The game's interface doesn't help matters much, either. The camera is fixed on an almost direct overhead angle, and it's zoomed in far enough that you can't see for more than about 10-15 yards in any direction around your character. As a result, you'll often come under fire before you can even see who's shooting at you or where it's coming from. The compass has some colored indicators to show the direction of nearby enemies, but it would have been nice to just be able to pull back the camera a bit or adjust the angle to see more land. Perhaps more bizarre is how the game handles weapon aim. If you hold the right trigger button down halfway, the aiming reticle will come up ahead of your character, toward the top of the screen. If an enemy comes in range, the reticle will snap to that enemy and you can fire on him, but only if that enemy is toward the top of the screen. You can't aim or fire at enemies to the side or toward the bottom of the screen, even if you're facing in that direction. You constantly have to swing the camera around so that you're shooting toward the top of the screen. It's very strange, and though you get used to it fairly quickly, there doesn't seem to be any logic to why the game forces you to manipulate the camera in this way. Basically, you will spend most of the game walking around with the trigger half pulled, and whenever you see the reticle snap to a target, you shoot. Move around a little bit more, shoot some more. Lather, rinse, repeat.

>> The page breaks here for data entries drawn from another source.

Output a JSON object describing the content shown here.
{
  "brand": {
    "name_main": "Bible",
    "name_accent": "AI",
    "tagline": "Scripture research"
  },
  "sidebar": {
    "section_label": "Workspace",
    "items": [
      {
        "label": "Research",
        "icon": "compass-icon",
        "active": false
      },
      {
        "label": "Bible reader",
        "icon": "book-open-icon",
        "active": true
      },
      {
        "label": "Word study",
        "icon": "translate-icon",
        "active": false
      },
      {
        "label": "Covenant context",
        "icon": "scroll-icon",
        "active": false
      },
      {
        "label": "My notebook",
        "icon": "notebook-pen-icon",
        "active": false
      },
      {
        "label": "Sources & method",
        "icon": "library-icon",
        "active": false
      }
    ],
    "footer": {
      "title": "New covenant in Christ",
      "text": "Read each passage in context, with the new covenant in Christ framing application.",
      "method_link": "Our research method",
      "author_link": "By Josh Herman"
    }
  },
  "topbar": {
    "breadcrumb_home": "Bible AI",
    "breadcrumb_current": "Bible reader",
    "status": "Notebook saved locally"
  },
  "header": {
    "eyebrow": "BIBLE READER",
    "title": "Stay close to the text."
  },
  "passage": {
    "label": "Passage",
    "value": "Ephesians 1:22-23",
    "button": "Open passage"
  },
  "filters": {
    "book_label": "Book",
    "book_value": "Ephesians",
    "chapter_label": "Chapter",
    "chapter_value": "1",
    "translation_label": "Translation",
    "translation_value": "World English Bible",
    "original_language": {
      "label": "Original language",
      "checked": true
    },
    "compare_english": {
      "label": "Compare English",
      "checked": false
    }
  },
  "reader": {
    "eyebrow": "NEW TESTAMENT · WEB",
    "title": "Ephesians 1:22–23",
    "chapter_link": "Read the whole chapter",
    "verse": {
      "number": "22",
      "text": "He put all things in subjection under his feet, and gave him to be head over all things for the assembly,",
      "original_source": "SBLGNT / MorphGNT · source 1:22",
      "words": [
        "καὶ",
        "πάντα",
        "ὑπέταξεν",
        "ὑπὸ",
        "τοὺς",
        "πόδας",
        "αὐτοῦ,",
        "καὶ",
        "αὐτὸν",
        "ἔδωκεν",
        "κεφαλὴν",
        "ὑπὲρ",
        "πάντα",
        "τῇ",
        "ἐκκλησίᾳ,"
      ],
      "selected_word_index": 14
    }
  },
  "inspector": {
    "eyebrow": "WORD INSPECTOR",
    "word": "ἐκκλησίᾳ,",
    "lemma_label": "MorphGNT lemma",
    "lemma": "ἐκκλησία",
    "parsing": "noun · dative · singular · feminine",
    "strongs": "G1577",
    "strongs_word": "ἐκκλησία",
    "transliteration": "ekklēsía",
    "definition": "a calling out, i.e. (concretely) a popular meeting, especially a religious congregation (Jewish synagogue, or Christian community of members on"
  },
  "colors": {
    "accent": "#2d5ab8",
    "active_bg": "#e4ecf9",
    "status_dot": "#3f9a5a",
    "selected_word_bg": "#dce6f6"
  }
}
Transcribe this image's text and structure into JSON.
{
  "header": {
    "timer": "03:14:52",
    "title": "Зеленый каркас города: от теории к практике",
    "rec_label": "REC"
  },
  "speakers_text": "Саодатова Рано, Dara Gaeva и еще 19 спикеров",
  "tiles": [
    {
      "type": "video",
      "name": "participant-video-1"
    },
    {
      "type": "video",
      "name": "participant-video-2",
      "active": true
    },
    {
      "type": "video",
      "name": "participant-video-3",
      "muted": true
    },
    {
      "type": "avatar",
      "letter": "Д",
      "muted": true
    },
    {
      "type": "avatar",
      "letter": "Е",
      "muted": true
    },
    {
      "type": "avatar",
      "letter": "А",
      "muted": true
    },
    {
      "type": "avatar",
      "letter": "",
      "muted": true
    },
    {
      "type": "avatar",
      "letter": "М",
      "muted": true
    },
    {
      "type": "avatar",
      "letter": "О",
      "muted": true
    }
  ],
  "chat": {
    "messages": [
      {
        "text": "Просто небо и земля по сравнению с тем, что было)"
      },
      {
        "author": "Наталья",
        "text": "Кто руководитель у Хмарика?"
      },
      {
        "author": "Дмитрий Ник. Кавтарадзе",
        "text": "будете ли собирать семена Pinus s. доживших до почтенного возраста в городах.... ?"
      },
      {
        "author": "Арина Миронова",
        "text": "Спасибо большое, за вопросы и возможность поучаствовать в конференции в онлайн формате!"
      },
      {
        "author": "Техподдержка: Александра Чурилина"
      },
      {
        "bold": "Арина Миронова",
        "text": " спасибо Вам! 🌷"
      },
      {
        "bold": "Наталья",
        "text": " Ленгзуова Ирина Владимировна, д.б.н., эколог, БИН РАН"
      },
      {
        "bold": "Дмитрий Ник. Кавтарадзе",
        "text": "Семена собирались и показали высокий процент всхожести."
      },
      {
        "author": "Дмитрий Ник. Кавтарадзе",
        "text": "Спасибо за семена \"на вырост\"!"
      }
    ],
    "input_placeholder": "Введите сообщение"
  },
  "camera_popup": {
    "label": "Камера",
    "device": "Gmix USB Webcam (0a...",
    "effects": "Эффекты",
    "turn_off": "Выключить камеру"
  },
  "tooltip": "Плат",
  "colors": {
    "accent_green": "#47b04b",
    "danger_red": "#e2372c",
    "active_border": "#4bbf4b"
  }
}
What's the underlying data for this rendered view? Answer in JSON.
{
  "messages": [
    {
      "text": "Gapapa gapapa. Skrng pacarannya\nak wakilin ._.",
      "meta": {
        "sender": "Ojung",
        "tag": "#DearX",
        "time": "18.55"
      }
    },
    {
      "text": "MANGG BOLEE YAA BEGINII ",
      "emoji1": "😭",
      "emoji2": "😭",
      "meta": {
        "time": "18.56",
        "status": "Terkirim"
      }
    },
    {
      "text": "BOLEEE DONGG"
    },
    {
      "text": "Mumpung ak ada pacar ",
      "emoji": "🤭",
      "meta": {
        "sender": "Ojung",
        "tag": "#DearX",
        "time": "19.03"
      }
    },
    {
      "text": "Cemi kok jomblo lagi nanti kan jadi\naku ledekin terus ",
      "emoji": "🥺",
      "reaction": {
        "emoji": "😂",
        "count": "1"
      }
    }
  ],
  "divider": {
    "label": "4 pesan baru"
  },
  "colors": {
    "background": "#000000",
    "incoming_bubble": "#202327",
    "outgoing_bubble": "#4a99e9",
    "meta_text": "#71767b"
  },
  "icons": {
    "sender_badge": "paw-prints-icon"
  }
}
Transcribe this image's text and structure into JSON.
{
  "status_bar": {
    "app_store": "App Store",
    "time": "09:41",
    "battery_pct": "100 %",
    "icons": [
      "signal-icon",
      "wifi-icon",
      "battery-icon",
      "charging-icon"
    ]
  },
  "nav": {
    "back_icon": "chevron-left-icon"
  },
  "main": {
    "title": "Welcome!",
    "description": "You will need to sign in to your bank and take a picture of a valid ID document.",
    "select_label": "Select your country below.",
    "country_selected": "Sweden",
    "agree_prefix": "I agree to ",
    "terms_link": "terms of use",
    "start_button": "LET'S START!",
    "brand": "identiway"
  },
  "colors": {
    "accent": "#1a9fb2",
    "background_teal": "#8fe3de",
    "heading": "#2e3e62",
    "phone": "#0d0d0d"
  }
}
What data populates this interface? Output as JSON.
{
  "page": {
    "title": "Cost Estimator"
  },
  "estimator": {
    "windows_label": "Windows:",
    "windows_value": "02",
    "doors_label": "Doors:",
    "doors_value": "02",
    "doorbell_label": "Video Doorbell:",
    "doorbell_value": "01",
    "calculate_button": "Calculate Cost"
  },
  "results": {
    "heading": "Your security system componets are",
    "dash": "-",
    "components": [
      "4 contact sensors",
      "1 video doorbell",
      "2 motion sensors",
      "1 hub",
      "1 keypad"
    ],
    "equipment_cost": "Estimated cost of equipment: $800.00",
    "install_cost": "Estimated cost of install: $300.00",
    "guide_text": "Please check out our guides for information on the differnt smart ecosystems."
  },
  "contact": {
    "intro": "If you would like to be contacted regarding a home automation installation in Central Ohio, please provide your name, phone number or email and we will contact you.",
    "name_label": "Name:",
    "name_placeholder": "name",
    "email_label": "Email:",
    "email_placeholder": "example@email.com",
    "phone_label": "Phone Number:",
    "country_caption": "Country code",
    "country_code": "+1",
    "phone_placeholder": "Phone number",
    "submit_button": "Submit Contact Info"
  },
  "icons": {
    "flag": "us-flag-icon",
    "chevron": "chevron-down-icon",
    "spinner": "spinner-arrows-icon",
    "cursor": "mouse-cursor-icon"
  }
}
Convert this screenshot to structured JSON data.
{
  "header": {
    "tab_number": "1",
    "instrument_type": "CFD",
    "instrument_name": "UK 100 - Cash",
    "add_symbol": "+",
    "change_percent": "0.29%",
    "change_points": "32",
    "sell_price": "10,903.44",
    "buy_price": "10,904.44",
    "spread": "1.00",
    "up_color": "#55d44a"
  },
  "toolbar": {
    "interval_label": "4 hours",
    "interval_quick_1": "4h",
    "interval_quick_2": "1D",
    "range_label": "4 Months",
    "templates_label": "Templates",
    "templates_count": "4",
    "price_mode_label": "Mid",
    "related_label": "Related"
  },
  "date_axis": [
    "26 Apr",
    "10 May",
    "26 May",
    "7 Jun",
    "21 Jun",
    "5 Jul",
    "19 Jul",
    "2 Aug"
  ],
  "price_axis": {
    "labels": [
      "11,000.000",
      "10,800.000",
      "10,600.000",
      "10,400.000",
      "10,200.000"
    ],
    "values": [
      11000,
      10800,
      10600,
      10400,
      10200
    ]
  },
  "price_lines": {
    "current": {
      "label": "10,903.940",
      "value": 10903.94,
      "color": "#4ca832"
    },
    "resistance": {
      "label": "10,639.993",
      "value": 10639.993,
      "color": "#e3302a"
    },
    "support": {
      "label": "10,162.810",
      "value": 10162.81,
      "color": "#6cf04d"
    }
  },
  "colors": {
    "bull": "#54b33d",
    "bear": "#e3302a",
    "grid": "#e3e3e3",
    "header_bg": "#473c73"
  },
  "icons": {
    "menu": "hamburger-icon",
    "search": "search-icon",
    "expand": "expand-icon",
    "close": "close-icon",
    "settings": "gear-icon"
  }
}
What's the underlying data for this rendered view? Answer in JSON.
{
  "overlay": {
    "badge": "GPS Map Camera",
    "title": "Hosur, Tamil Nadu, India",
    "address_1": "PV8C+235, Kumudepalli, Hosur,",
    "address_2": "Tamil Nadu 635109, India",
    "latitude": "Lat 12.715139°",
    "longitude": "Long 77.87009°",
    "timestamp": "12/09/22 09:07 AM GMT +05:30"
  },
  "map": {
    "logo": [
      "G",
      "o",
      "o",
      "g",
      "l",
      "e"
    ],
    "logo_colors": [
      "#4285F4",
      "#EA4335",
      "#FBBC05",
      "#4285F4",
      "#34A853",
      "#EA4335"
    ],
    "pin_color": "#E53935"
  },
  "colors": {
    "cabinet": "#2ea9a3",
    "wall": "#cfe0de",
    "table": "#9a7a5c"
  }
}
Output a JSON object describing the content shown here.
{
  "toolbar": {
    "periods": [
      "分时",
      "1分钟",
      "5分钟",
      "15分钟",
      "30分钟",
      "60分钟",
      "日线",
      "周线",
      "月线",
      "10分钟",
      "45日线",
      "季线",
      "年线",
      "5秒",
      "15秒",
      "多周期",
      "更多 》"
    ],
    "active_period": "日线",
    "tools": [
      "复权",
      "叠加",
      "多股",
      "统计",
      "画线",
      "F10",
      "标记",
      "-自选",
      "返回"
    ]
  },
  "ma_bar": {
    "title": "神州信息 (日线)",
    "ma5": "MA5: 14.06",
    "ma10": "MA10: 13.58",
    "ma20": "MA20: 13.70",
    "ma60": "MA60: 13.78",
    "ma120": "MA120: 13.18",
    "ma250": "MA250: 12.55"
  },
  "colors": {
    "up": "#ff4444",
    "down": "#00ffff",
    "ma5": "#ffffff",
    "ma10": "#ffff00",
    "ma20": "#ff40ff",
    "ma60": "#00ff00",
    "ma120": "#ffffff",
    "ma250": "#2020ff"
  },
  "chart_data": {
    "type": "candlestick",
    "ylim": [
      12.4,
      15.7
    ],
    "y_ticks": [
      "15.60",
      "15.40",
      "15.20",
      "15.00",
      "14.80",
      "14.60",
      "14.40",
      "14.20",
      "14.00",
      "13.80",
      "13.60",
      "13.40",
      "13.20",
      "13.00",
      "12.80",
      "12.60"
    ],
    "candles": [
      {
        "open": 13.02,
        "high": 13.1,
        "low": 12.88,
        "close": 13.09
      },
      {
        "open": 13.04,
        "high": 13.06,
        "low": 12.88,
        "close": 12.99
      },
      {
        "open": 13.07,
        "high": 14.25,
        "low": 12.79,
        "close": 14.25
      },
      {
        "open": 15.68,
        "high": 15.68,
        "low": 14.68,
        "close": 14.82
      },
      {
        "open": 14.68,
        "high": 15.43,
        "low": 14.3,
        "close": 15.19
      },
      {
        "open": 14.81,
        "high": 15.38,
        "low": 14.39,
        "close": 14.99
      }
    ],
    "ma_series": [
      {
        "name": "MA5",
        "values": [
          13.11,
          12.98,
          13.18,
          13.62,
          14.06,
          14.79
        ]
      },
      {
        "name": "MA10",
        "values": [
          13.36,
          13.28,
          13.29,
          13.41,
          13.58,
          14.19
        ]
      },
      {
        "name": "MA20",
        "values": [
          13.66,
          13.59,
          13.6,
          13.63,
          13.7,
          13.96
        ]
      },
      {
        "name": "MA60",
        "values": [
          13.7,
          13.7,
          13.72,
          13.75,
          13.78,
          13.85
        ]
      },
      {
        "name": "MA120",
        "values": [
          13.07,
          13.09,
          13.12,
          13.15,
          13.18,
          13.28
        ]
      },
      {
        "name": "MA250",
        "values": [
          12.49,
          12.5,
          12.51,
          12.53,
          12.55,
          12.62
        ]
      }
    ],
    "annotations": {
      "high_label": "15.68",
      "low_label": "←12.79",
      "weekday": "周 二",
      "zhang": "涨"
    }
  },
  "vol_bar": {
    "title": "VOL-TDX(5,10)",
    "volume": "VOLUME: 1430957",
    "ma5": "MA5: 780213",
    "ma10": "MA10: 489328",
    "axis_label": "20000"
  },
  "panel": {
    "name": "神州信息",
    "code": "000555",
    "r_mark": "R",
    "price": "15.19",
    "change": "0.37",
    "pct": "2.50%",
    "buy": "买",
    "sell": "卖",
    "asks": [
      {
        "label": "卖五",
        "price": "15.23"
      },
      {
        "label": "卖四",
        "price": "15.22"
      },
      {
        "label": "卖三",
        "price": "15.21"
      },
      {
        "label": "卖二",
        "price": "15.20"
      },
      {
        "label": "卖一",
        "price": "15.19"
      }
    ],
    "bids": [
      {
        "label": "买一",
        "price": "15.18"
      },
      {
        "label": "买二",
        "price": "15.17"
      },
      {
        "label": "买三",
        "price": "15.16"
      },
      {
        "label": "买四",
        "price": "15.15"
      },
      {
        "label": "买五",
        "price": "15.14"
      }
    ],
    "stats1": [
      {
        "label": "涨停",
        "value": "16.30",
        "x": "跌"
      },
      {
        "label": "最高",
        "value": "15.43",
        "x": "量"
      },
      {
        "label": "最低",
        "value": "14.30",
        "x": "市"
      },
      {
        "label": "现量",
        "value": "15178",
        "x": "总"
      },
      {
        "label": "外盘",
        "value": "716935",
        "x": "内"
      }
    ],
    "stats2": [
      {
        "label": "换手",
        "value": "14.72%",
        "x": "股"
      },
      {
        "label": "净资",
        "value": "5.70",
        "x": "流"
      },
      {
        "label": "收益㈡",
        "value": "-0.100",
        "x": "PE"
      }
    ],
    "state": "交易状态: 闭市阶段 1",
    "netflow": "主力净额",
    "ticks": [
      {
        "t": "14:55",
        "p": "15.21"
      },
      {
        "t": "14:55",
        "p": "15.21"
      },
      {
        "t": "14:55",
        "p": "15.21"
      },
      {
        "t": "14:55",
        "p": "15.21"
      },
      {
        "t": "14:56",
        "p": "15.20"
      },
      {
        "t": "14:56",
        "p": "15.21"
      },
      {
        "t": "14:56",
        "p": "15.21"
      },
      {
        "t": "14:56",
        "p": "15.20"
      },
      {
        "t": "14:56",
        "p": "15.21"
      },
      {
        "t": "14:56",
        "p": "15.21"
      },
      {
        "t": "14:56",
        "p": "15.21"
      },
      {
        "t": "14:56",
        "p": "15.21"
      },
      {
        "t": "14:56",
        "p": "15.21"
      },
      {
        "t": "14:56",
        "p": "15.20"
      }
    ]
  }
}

And it doesn't play like a whole lot, either.
There are some interesting things you can do with the controls, like duck behind boxes or other pieces of cover, much of which is actually destructible. You'll also be able to throw grenades with the help of a handy interface that shows the arc of your toss. You also have quick access to up to three different weapons from the D pad, and you'll find that the levels and enemies drop quite a lot of weapons and ammunition for you to scavenge. There's even a two-player cooperative mode that lets you and a friend play the campaign together on the same screen. Unlike in the single-player mode, you'll be able to aim and fire in any direction. But the missions are all the same, and you can't have a friend join you in the middle of a single-player campaign that you started. If you want to play two players, you need to create a separate campaign and play through the whole thing together.
Combat Elite's graphics and sound are rather ordinary, and they don't offer any salvation from its shortcomings in gameplay. It's nice that some elements of the battlefield are destructible, but the character models don't look all that great, and the death animations look stiff and strange. The gun effects and death cries aren't all that hot either, as they make the game sound a lot like some cheesy '50s-era war movie. The dramatic, orchestral music is pretty limited and forgettable, rounding out a presentation package that offers little flash or pizzazz.
Overall, Combat Elite: WWII Paratroopers comes off as a bare-bones action RPG game, offering very basic, simplistic gameplay. War game fanatics may find some mindless amusement from it, but the rest of us will end up feeling unsatisfied with its dull campaign, imbalanced RPG system, and strange control mechanisms.